Q. At the same time, you’ve embraced sexuality for women of any age in your work like The Last Station where you had love scenes with Christopher Plummer.

A. Yes, absolutely, but I have to say I just get a little tired of the obsession with sexuality when there are so many other human qualities out there in the world. It just becomes kind of boring.

Q. NBC is airing an Americanized version of Prime Suspect, with Maria Bello in the role you made famous. Do you have any feelings about that?

A. I am thrilled. They’ve talked about this for a long time and maybe it was going to happen maybe it wasn’t, but I just think she is so great. She is the perfect casting. She’s such a fabulous actress. I can’t wait to see it.

Q. I noticed you have a website where you blog. Do you enjoy being that connected to your fans?

A. Yes, I do. I’m very bad though. I will completely forget about it for months. I’ve been doing some wonderful exciting fabulous things and I should do it every week but I don’t. But it’s nice to just put your thoughts down in an 
environment where you can be honest but it’s not like writing a diary. It’s in the public domain so it has to be considered to a certain extent. You can’t just blab away. You have to consider what you’re putting out there but, at the same time, it’s like writing a little letter to people. It’s great. I really enjoy it.

Q. At this year’s Chelsea Flower Show you had a flower named after you – an exotic carnivorous green plant, Nepenthes ‘Helen.’

A. Yes! Fantastic honour. The fact is that it’s a fly-catching, insect-eating flower. I’m not too sure about the implications of that. But, yes!

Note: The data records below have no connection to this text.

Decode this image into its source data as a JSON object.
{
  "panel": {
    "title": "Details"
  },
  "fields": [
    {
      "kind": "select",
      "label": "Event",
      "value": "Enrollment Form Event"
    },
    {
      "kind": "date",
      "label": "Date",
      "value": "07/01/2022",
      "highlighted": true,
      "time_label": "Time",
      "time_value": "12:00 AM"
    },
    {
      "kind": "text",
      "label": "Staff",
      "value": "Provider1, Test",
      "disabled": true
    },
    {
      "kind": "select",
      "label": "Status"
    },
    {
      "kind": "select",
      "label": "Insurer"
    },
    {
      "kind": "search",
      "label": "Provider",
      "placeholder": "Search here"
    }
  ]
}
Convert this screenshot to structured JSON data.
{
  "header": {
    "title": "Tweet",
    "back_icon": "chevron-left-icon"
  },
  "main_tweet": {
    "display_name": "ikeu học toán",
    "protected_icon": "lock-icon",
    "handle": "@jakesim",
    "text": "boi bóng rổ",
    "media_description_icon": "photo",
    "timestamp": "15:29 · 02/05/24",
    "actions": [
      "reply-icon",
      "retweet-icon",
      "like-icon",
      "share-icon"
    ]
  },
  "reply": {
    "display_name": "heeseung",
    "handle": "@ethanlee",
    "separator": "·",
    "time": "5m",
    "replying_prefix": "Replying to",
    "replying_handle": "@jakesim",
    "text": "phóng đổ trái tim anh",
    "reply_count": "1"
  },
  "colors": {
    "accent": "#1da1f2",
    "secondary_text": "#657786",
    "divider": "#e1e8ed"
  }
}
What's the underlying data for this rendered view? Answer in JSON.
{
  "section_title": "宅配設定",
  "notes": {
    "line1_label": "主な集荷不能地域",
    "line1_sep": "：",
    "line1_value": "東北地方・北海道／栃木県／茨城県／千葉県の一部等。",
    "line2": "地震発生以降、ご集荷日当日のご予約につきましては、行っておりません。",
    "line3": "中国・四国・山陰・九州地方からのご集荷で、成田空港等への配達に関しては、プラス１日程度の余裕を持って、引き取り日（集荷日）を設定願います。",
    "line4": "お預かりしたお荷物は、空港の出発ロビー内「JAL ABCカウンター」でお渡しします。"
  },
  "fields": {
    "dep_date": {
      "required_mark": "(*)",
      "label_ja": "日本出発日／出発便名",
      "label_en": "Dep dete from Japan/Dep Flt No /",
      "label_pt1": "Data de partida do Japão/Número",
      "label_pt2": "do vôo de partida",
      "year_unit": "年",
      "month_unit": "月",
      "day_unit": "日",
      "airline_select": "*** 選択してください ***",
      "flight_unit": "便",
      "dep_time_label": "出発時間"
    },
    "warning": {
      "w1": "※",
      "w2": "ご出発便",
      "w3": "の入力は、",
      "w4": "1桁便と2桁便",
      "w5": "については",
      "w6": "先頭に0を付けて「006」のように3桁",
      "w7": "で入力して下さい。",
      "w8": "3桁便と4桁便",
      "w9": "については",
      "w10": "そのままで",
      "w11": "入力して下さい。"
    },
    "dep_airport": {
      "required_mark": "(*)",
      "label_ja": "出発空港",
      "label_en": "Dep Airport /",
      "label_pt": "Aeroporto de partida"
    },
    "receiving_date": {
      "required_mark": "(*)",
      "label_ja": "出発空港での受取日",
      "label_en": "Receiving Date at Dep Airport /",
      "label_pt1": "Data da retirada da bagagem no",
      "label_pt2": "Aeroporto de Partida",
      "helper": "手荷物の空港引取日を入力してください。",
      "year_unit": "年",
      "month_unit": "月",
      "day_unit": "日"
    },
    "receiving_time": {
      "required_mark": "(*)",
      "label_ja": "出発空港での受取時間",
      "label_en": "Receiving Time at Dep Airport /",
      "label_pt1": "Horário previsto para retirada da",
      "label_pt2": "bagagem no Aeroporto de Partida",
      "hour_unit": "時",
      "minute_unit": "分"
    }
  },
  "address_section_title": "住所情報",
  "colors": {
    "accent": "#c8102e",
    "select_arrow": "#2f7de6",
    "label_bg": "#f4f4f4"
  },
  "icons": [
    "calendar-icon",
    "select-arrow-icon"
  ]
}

It’s a great honour.

Q. No shrinking violet for you!

A. No, I’m sort of the Lady Gaga of plants. Deep in the Borneo jungle will be a flower with my name.